[Opening Supplied information section]

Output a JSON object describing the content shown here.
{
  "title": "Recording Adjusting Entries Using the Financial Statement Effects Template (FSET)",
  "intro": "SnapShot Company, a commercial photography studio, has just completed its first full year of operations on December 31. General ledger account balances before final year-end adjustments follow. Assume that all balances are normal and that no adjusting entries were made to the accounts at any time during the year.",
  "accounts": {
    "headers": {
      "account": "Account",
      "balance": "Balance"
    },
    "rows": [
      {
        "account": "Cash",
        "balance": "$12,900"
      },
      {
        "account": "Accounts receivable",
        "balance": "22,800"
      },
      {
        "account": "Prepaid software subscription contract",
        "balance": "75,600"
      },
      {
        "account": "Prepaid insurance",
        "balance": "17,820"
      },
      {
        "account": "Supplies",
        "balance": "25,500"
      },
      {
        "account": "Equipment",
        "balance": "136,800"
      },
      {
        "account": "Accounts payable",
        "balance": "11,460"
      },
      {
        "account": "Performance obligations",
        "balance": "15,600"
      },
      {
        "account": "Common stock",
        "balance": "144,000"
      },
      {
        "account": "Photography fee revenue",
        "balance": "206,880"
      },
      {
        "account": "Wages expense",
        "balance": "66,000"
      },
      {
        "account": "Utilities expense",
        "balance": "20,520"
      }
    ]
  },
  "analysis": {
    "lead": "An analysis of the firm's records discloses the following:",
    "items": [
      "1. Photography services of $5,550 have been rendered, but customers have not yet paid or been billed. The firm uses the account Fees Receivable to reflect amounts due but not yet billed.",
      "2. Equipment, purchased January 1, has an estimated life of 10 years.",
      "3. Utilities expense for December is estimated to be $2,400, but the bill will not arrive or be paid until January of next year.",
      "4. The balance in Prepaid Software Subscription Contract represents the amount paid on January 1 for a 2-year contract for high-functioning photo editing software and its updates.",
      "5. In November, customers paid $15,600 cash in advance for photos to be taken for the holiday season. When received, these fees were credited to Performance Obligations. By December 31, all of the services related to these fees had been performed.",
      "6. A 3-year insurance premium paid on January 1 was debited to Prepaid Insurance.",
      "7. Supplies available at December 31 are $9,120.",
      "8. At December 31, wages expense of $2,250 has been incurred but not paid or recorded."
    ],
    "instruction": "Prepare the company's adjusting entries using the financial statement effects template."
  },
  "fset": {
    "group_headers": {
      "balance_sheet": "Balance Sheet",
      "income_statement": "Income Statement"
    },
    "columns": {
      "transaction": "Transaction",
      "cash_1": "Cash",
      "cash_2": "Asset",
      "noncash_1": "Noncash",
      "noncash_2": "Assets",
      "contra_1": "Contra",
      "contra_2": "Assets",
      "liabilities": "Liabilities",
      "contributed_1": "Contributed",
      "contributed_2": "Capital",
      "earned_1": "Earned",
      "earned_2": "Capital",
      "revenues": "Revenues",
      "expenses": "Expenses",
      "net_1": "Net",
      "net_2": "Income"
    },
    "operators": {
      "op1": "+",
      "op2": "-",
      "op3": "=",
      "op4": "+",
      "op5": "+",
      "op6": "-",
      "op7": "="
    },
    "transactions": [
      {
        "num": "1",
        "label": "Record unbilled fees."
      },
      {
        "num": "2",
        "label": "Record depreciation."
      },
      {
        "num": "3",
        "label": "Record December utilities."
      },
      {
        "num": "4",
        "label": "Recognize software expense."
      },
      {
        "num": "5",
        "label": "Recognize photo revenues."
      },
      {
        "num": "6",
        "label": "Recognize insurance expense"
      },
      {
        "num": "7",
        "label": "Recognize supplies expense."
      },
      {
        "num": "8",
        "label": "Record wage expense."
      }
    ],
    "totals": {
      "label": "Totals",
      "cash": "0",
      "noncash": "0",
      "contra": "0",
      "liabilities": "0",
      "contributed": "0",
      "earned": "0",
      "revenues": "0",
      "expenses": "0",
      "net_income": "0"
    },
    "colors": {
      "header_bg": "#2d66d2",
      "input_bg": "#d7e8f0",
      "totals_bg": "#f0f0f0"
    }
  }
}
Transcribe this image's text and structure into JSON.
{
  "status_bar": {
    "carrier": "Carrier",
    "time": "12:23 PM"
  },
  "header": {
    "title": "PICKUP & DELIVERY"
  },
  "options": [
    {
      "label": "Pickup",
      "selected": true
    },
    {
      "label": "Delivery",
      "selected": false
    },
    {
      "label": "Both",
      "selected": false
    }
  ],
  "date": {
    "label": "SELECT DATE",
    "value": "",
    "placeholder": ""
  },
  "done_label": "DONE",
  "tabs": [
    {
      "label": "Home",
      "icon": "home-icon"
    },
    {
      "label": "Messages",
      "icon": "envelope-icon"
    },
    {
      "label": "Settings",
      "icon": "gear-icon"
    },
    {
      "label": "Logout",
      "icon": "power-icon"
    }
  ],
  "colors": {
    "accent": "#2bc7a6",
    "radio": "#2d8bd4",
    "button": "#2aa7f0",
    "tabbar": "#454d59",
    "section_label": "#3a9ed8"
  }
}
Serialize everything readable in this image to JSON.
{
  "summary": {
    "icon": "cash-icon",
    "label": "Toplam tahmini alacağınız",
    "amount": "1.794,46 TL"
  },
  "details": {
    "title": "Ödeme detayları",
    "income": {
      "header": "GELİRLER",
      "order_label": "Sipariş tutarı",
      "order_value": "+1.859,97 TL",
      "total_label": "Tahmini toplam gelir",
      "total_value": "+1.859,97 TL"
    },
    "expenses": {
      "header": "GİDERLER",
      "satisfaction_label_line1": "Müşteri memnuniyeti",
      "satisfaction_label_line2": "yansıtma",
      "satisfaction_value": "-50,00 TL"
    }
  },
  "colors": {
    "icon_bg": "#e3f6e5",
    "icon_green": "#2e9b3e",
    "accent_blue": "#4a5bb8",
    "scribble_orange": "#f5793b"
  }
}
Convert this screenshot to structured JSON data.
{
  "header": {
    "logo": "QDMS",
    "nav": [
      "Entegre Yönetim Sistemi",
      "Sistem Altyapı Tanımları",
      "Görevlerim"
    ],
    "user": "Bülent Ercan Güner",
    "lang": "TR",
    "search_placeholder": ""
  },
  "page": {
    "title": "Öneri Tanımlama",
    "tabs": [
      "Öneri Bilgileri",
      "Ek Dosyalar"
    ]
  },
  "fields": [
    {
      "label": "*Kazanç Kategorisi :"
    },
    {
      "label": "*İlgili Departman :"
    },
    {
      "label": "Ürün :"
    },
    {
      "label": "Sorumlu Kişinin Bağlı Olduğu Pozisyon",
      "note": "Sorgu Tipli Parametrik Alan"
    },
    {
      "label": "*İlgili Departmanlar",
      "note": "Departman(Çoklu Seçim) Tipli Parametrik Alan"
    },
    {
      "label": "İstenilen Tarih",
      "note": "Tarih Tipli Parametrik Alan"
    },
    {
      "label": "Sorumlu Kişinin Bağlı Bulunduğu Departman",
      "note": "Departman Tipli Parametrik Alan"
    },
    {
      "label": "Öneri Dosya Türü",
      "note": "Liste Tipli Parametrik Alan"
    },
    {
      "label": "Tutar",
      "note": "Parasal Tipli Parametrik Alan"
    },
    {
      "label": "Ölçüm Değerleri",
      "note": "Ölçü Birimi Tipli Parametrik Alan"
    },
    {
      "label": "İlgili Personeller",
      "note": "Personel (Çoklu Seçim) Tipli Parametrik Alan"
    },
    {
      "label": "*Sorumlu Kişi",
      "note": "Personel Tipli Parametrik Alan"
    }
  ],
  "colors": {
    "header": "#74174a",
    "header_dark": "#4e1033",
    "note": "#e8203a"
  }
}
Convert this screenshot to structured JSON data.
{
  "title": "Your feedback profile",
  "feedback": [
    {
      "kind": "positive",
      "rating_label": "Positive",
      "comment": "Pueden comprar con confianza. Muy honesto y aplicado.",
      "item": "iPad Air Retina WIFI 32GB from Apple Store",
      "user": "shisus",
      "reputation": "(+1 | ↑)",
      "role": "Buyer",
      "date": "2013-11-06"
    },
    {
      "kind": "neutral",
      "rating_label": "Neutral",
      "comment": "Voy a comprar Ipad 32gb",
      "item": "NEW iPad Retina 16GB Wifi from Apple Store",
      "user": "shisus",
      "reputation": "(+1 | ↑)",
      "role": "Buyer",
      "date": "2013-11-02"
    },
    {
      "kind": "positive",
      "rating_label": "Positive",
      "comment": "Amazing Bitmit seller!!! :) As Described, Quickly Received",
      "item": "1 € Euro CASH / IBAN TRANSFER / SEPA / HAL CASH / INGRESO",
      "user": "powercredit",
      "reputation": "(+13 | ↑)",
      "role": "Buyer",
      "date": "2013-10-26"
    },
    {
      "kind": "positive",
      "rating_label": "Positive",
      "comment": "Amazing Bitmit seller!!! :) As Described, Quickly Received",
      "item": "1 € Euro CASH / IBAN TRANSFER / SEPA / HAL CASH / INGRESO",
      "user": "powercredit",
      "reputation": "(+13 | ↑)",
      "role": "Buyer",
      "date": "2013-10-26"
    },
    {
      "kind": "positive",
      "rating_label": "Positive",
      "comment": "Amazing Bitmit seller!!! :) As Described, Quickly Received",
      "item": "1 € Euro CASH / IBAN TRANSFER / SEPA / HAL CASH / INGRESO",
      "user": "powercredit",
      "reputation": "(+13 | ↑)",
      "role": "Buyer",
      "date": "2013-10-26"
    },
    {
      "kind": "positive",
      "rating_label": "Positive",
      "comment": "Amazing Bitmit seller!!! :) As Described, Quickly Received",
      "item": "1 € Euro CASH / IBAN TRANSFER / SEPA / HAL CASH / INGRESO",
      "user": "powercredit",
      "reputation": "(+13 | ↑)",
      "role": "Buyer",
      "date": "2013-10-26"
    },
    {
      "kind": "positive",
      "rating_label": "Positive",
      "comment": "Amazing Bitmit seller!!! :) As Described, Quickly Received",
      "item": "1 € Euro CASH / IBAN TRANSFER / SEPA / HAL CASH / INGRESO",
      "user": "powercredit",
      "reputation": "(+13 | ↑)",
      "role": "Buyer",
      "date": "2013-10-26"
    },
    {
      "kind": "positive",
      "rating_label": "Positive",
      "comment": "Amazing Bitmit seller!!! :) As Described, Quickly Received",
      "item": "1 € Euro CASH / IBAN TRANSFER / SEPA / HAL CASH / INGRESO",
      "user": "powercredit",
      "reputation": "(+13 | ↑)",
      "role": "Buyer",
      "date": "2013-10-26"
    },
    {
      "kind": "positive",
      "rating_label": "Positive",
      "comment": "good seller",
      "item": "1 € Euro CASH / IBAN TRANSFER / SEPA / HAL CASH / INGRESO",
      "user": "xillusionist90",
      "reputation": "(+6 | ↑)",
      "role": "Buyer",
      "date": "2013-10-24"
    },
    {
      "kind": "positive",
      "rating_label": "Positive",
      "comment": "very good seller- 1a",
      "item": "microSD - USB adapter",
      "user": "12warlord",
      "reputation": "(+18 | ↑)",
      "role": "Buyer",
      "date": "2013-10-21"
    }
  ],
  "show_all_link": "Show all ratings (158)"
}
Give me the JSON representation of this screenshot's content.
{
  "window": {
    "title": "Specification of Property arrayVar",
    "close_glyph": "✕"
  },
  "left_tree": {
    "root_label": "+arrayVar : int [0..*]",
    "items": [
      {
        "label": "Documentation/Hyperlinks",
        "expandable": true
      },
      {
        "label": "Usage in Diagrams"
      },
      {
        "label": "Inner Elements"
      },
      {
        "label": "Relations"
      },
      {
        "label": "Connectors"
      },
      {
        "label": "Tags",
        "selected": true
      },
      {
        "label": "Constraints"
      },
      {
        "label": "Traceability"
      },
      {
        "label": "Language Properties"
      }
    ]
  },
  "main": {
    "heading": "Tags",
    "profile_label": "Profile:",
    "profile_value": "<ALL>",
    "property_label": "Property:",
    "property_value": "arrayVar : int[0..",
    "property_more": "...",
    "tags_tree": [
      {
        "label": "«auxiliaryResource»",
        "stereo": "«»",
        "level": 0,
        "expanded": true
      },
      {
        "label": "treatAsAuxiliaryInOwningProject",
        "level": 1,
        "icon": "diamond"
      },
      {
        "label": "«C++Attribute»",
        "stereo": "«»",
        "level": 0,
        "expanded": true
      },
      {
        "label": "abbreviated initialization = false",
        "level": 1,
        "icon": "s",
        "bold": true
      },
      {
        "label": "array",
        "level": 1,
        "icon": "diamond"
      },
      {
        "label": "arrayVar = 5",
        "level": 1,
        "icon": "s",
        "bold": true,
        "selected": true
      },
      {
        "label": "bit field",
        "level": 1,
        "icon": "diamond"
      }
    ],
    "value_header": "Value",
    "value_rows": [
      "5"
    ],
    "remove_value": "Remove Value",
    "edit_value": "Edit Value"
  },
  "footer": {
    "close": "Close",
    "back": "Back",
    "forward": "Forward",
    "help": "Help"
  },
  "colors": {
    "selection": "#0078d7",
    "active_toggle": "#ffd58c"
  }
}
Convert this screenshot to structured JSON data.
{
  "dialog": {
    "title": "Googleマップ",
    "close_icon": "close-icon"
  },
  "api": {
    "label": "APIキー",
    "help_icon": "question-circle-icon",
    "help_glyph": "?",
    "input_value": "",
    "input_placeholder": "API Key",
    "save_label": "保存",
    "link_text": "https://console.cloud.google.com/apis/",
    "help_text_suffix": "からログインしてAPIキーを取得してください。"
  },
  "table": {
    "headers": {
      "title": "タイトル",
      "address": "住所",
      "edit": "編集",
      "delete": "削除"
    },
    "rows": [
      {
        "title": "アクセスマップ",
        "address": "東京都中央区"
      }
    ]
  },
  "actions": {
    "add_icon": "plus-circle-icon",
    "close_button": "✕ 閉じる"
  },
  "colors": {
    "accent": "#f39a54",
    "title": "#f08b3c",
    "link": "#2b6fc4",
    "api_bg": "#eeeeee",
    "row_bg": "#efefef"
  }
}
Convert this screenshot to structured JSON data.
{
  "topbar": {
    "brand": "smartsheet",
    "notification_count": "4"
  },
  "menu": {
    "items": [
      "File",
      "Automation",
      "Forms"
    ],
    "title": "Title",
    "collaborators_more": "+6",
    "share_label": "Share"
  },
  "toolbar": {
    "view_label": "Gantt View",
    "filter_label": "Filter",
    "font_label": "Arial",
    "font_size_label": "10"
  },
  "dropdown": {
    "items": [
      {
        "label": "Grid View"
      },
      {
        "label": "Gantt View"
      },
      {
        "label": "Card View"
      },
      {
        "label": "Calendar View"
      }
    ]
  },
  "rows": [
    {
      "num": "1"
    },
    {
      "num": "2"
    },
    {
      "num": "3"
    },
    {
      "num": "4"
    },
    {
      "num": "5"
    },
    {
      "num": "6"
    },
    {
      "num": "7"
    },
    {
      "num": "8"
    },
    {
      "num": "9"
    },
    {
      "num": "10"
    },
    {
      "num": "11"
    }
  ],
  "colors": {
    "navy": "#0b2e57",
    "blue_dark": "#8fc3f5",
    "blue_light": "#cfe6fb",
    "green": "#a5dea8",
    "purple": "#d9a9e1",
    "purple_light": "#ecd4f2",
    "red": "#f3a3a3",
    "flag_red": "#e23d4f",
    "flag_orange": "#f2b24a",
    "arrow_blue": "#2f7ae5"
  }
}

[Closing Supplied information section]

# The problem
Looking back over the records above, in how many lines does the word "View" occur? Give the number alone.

# Task solution
5